■ WORK REQUIRED
Go through the material and pull out every line with the string "Component" in it.

■ RAW DATA
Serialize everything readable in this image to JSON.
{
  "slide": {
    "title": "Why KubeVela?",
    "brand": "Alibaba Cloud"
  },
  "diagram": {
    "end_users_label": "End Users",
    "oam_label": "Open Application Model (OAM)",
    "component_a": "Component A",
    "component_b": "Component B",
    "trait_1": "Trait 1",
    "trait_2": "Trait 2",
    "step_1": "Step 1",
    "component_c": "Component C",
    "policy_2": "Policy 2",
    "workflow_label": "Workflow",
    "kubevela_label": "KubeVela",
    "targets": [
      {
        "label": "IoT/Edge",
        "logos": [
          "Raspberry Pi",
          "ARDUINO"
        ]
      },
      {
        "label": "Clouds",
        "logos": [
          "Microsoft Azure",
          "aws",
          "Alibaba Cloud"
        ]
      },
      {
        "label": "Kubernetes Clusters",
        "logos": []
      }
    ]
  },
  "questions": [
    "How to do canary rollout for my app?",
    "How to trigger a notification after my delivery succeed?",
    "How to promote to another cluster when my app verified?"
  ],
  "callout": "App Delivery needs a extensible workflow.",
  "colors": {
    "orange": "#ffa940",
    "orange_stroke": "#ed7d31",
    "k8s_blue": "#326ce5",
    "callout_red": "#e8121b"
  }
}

■ TASK RESULT
    "component_a": "Component A",
    "component_b": "Component B",
    "component_c": "Component C",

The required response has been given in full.